For the consumer line: information is also written by the two doctors, but they have a committee advisory board and have done focus group and consultations to shape the content for the public line -- for families, sufferers and providers - as a clinical tool for the public.

The most requested health topics for consumers, according to use of the line, include recognizing depression and the signs and systems (30% of calls); self-assessment on depression using a touch-tone phone is also popular, but generally, an even distribution between five main areas:

1) recognizing depression

2) detailed info on depression

3) coping

4) resources and programs in your area

5) detailed info about drugs

An Information officer is available at anytime during office hours, but only 5 % use this option:

- 65% want to know about resources and programs in their area

- for mental health care

- try to match people up with services that are known in their area

- not qualified

- mail out materials are available for similar types of questions

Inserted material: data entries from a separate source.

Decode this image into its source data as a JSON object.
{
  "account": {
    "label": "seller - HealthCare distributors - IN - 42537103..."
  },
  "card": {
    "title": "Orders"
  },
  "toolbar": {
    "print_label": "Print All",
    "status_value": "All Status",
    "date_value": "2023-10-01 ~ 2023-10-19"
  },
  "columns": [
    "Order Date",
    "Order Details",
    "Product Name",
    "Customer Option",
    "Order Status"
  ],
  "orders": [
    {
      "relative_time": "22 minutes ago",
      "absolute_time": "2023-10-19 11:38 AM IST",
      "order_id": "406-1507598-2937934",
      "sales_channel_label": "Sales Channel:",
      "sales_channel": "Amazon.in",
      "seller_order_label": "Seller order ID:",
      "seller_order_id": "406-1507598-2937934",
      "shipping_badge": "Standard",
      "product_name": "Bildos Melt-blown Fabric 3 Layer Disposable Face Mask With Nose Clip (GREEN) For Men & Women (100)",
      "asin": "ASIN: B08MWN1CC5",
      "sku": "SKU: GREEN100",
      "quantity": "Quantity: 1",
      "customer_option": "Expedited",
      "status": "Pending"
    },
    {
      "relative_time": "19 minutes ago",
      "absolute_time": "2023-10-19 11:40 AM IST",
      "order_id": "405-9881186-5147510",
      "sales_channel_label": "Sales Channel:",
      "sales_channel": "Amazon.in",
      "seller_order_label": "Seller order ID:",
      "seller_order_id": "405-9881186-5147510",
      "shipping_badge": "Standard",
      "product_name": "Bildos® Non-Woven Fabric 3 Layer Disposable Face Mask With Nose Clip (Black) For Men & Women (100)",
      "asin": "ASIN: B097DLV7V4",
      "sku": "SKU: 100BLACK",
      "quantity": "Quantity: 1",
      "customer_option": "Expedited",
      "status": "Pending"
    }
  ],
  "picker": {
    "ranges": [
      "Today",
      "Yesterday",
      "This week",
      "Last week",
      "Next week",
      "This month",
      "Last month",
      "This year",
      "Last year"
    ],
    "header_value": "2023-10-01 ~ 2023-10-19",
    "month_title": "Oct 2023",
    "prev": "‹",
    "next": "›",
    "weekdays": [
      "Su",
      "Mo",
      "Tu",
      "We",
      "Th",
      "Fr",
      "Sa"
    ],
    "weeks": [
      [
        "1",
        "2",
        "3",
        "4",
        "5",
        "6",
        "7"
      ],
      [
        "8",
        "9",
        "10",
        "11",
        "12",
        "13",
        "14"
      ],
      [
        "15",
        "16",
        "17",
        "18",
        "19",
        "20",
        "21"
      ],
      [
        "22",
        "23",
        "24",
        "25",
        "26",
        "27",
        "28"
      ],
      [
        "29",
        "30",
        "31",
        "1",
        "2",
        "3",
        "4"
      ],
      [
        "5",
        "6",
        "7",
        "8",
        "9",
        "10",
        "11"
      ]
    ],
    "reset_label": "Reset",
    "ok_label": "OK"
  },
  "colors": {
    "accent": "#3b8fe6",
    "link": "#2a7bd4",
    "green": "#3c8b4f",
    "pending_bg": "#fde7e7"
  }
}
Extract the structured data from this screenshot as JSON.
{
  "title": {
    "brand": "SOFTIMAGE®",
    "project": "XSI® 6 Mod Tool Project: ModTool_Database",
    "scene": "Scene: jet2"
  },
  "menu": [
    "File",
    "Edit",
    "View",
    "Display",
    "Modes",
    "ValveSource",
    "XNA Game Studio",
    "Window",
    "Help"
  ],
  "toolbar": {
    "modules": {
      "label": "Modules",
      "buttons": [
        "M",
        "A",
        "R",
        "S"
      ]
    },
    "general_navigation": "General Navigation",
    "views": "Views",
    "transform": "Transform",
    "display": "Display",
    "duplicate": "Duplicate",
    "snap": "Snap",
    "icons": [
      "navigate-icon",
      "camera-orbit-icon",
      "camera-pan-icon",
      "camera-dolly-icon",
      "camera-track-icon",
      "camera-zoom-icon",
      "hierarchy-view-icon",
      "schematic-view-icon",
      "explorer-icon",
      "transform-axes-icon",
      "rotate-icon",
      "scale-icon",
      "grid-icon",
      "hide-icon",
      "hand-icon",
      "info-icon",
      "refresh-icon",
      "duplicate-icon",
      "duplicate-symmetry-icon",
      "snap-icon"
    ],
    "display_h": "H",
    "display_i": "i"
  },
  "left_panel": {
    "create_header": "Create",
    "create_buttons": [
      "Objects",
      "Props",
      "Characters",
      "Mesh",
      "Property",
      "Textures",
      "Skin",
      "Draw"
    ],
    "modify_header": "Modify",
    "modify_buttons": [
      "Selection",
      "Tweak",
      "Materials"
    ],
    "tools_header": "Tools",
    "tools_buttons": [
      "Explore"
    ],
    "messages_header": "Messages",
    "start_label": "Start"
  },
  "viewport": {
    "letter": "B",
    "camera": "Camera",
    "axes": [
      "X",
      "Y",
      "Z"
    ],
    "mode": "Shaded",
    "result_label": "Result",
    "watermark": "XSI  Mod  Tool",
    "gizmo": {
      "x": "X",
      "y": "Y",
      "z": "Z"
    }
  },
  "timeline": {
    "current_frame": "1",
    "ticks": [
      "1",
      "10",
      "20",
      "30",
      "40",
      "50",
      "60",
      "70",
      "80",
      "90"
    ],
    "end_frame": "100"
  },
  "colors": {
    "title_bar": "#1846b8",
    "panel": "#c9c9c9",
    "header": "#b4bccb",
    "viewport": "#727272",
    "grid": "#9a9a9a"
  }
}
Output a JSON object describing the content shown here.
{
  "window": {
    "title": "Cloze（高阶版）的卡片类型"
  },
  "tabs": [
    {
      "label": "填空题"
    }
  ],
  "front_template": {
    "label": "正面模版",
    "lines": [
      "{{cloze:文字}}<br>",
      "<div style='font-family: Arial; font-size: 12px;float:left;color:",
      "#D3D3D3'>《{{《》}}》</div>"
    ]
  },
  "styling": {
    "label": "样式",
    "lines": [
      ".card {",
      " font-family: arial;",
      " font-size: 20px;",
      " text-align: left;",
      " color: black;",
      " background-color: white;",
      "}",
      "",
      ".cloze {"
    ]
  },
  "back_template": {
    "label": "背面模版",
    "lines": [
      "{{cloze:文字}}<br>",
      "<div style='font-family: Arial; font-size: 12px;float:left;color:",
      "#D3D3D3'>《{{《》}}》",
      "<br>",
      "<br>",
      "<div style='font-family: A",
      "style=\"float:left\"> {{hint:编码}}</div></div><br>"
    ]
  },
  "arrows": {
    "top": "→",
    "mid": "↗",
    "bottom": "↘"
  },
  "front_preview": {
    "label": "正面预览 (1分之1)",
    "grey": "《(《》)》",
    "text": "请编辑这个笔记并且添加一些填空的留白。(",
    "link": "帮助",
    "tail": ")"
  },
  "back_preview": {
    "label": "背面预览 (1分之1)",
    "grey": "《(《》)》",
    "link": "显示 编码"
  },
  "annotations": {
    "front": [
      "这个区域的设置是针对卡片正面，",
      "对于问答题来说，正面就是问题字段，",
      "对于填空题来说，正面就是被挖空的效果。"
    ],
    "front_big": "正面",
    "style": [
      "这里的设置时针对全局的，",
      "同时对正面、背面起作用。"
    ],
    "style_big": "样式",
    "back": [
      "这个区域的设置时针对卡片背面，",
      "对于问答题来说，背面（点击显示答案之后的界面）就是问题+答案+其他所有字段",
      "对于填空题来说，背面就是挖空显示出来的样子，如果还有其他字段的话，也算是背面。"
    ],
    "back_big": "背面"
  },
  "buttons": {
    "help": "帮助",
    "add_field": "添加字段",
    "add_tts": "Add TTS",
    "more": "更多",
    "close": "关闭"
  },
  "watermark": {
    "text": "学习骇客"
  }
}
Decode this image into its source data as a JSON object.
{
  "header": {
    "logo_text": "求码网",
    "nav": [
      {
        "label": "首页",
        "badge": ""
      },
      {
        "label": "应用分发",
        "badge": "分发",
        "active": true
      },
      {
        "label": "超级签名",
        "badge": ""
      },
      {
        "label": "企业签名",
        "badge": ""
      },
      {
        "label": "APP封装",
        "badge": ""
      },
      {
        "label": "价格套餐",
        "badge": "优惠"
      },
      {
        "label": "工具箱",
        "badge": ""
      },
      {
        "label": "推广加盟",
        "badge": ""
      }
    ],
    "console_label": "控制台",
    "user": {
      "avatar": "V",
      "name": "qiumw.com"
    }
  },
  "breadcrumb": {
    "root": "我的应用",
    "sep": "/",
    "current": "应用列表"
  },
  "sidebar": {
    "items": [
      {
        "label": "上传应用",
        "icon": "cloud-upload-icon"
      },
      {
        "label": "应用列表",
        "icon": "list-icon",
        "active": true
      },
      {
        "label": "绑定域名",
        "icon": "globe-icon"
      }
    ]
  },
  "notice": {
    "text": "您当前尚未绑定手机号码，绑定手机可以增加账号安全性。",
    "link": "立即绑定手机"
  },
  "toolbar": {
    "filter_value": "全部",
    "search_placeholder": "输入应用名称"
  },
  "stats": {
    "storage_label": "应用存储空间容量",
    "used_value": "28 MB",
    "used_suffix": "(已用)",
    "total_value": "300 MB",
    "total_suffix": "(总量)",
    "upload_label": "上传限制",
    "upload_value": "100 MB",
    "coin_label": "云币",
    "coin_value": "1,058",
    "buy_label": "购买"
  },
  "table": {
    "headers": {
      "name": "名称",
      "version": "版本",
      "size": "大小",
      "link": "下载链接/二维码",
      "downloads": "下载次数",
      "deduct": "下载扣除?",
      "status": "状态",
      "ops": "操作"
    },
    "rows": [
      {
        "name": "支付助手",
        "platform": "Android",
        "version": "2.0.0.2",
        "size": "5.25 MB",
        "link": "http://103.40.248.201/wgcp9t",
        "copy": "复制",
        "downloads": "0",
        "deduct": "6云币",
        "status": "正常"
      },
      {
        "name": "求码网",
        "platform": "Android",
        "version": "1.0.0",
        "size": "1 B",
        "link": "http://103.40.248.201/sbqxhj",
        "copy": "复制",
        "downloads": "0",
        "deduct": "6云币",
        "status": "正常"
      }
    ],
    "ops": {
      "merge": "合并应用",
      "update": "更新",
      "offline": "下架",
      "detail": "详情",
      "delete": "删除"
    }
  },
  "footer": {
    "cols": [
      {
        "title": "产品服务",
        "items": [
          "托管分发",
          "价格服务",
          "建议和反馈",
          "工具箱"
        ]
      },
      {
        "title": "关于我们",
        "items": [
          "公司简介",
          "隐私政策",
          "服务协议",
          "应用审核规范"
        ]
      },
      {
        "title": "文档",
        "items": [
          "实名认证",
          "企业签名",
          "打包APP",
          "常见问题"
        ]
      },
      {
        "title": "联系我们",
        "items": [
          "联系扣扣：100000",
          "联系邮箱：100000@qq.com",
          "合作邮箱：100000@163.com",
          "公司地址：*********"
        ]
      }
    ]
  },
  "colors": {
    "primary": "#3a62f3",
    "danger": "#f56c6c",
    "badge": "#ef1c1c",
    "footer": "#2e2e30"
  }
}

- cannot give out advice about specific conditions, but only on population based feedback (Canadian Medical Association gave them feedback on this question... and a letter)

- not a crisis line

The most requested health topics for health professionals tend to be more specific treatment questions, with the number 1 issue: co morbidity - people who have illnesses and drug interactions; and also different medications, new therapies (e.g. magnet therapies) giving out articles on specific treatment questions, and general information requests.

Michael Quinn noted that most callers are seeking medical education about options - counseling and psychotherapies, expected benefits, alternative therapies, etc. (comprehensive overview of the treatment of depression). He noted that 50% of people with clinical depression won't seek help - less than 20% get help for depression because symptoms of depression are seen incorrectly as a syndrome. It IS an illness and IS life threatening (15% suicides) but also very treatable. This service

arms the practitioner with as much accurate info as possible as quickly as possible.

submitted by Susan Ewing